As we talked he would interject and ask: “So these children, I mean the children with cerebral palsy do they have any future.”
The first time, he asked I wondered what answer I should give him, so I intentionally pretended as if I did not hear but then he asked a second and a third time so I started pointing to him people with CP living what I will call a fulfilled life.
I had no cause to be angry with the question the pastor asked, knowing very well the very low level of awareness on CP coupled with the fact that probably the majority of families that have a child with the condition would normally not take the child out.
In Ghana we hardly see children with CP at social gathering.
I keep pointing people in Ghana to one lady that I am personally very proud of. Her name is Farida Bedwei, She is an IT entrepreneur and she has CP.
One thing I hammer anytime I talk about Farida is that she is not even walking but I can say that she is making such a huge impact in Ghana and beyond and if you doubt this you could Google her name.
Elsewhere I have read about people living with CP making such great impact with their lives and as a mother with a child with the condition, Farida and others give me so much hope.
So I started the Special Mothers Project, an advocacy and awareness creation programme, aimed at empowering especially mothers with CP children in Ghana to better understand their children’s condition and to better handle them.

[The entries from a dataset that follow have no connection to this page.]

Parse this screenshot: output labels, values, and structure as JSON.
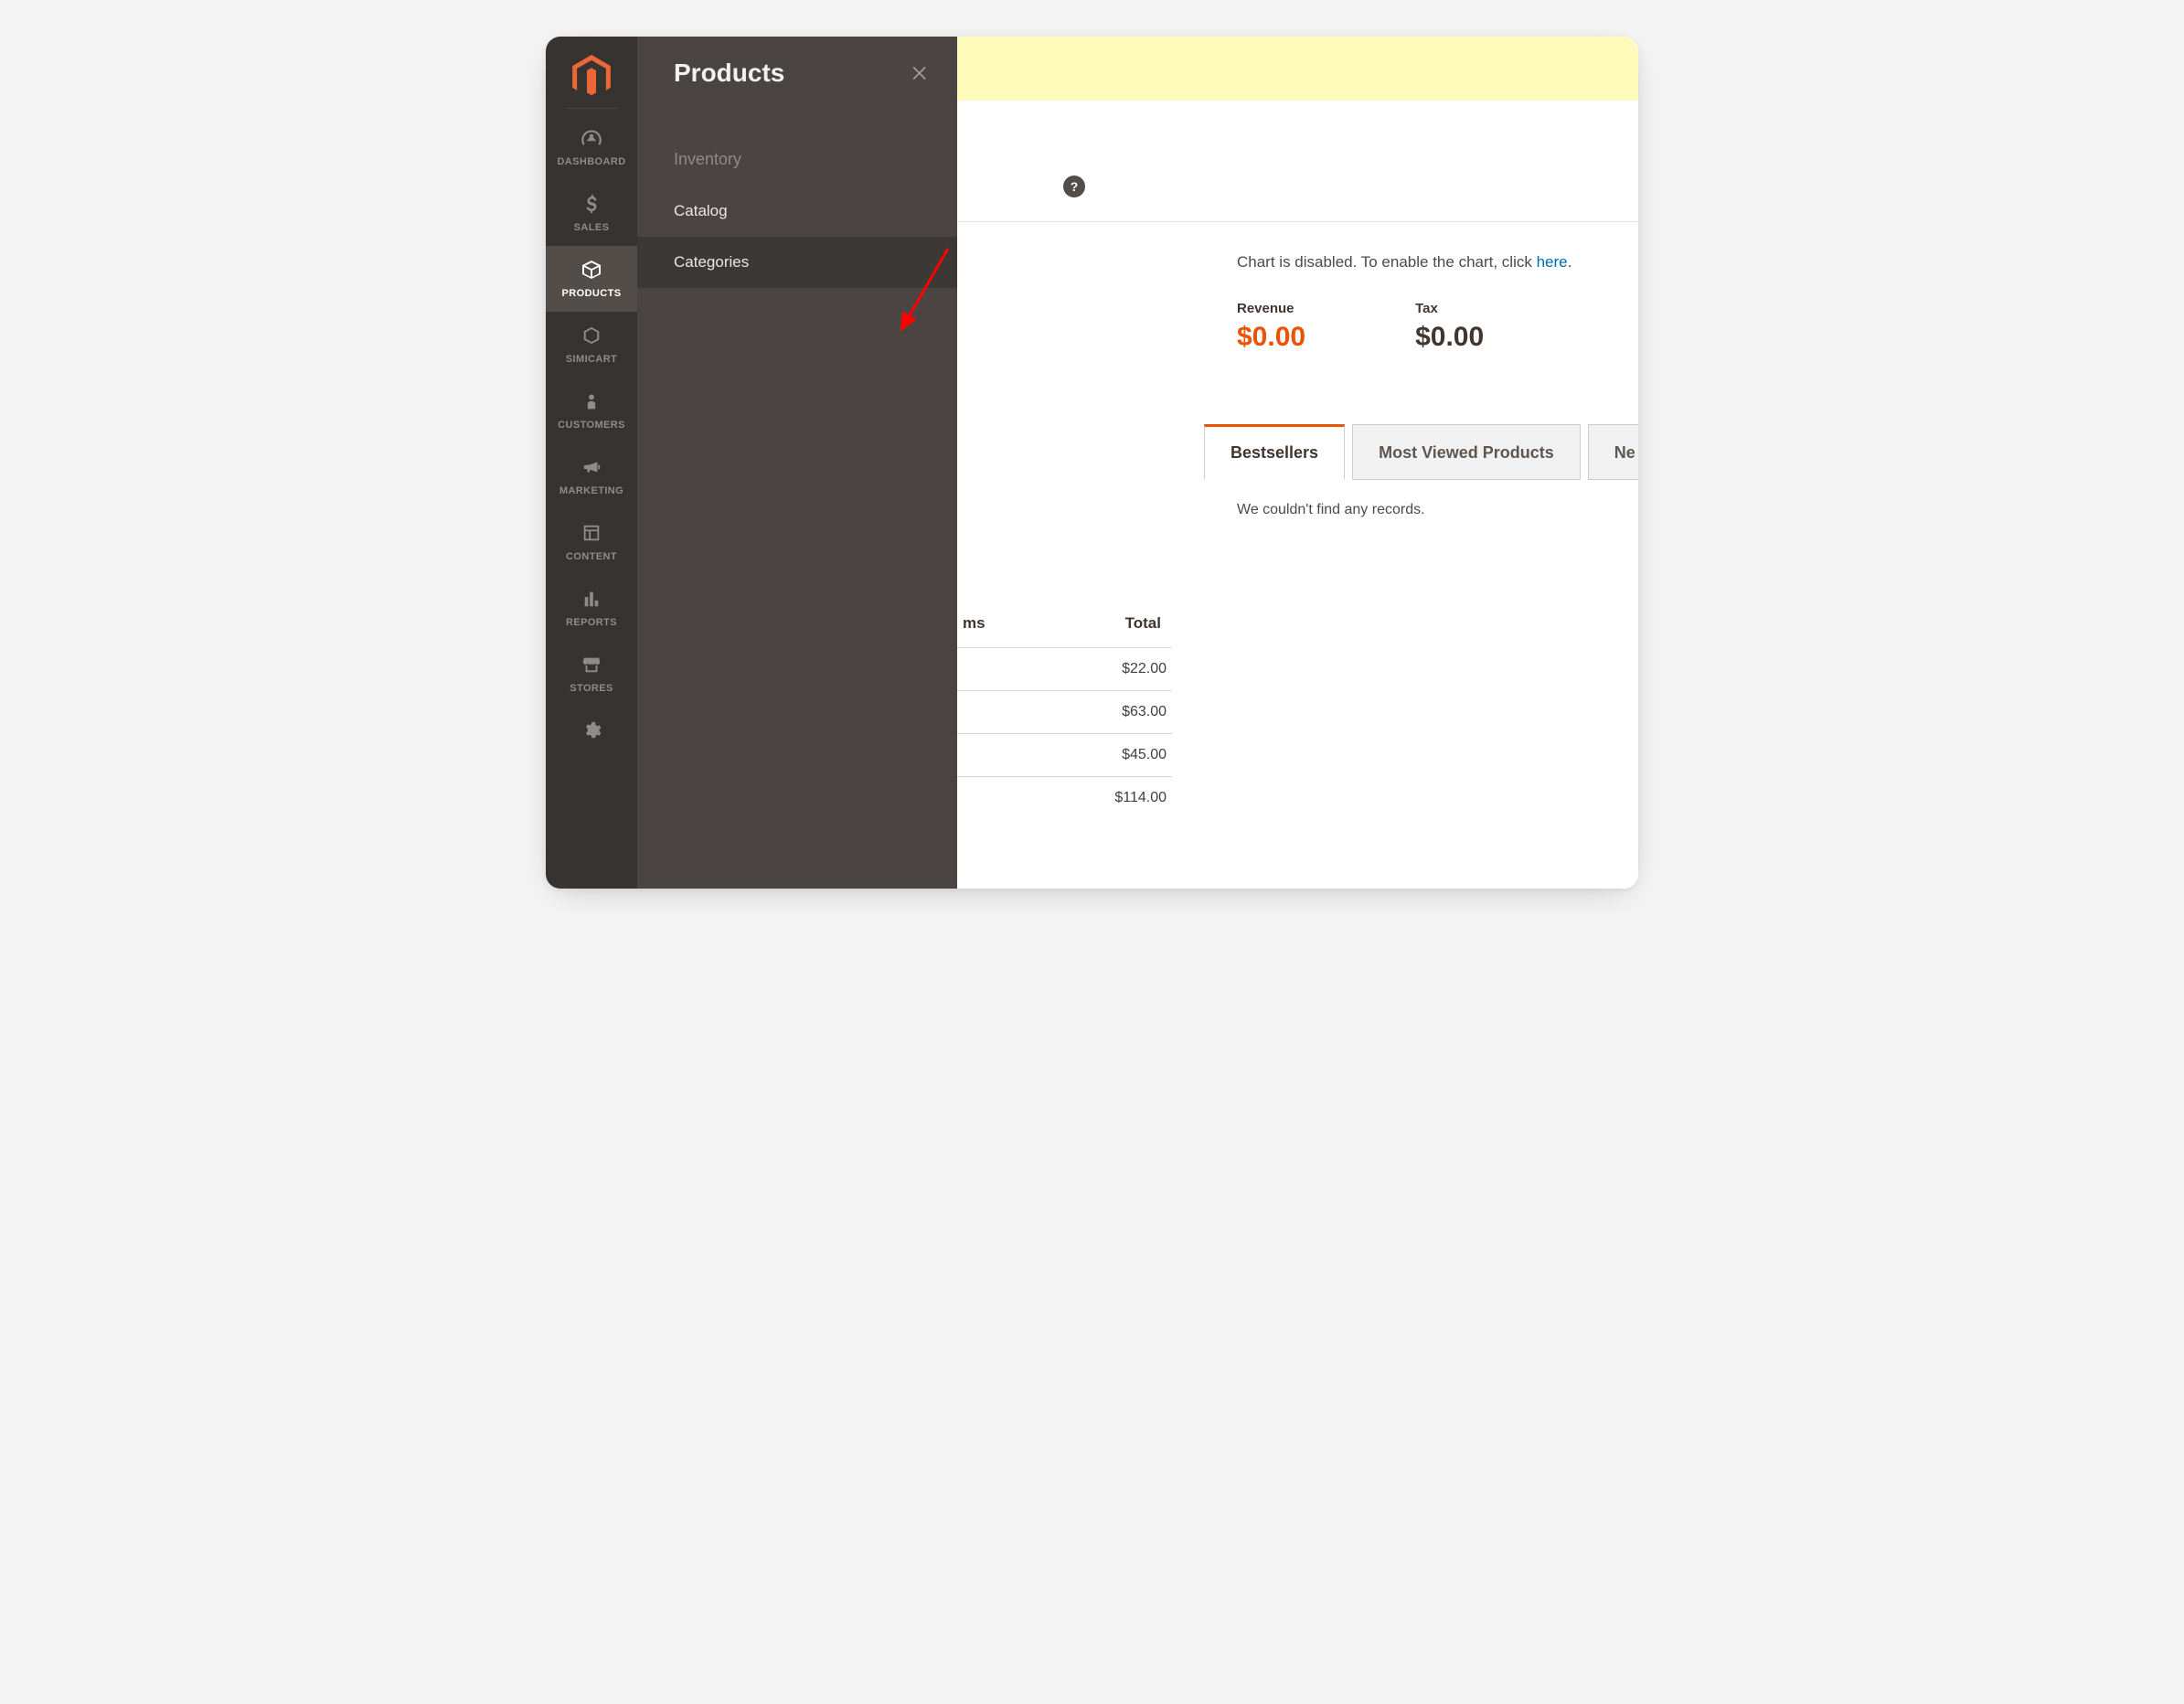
{
  "sidenav": [
    {
      "key": "dashboard",
      "label": "DASHBOARD"
    },
    {
      "key": "sales",
      "label": "SALES"
    },
    {
      "key": "products",
      "label": "PRODUCTS"
    },
    {
      "key": "simicart",
      "label": "SIMICART"
    },
    {
      "key": "customers",
      "label": "CUSTOMERS"
    },
    {
      "key": "marketing",
      "label": "MARKETING"
    },
    {
      "key": "content",
      "label": "CONTENT"
    },
    {
      "key": "reports",
      "label": "REPORTS"
    },
    {
      "key": "stores",
      "label": "STORES"
    },
    {
      "key": "system",
      "label": ""
    }
  ],
  "submenu": {
    "title": "Products",
    "section": "Inventory",
    "items": [
      {
        "label": "Catalog"
      },
      {
        "label": "Categories"
      }
    ]
  },
  "chart_msg": {
    "prefix": "Chart is disabled. To enable the chart, click ",
    "link": "here",
    "suffix": "."
  },
  "stats": {
    "revenue": {
      "label": "Revenue",
      "value": "$0.00"
    },
    "tax": {
      "label": "Tax",
      "value": "$0.00"
    }
  },
  "tabs": [
    {
      "label": "Bestsellers"
    },
    {
      "label": "Most Viewed Products"
    },
    {
      "label": "Ne"
    }
  ],
  "tab_panel_msg": "We couldn't find any records.",
  "mini_table": {
    "col_partial": "ms",
    "col_total": "Total",
    "rows": [
      "$22.00",
      "$63.00",
      "$45.00",
      "$114.00"
    ]
  }
}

In the course of time, I have come to realize that it is not only the mothers that need empowerment but our society as a whole.
I dream of a time in Ghana when a mother with a child who has CP would walk boldly into a crèche or an early learning development centre and she would be welcomed without any hesitation.
As it is now, even accepting a child with CP in an early learning development centre is at the discretion of the owner or head of school.
Those who would readily accept such a child may be due to the need for money and trust me the fees are high. I am talking about GH₵1200.00 and above and sometimes a child with CP attracts extra charges.
The Special Mothers Project is looking forward to organising training sessions for staff of pre-school staff to enlighten them that the children only suffer from a medical condition and with a little or love and encouragement they could become assets to the world.
The project also serves as a counselling point for mothers who otherwise are desperate because they have children with CP, and the fulfilment I get in knowing that I act as a dose of hope and encouragement to a rather hopeless situation is great.
Mrs Hannah Awadzi, Initiator of the Special Mothers project, said: “We have already started organising workshops for mothers/parents and care-givers to empower them and provide the basic knowledge they need to manage the children.”
“We are calling for your support, corporate Ghana and the international world, support this worthy cause,” she said.
The project would join the rest of the World to celebrate World Cerebral Palsy Day on October 5. We have outlined activities to create more awareness.
The most critical support is the need for prayer to help us advocate to influence policy favourably for families with children who have cerebral palsy
The public could support by donating any amount to the Special Mothers Project- GN Bank, Adentan Branch with account number 1024122400001 or via mobile money on 0244547980.
Join us create more awareness on CP because children with the medical condition have possibilities to make it in life.
The potential public-spirited individuals and organisations would be supporting a worthy cause.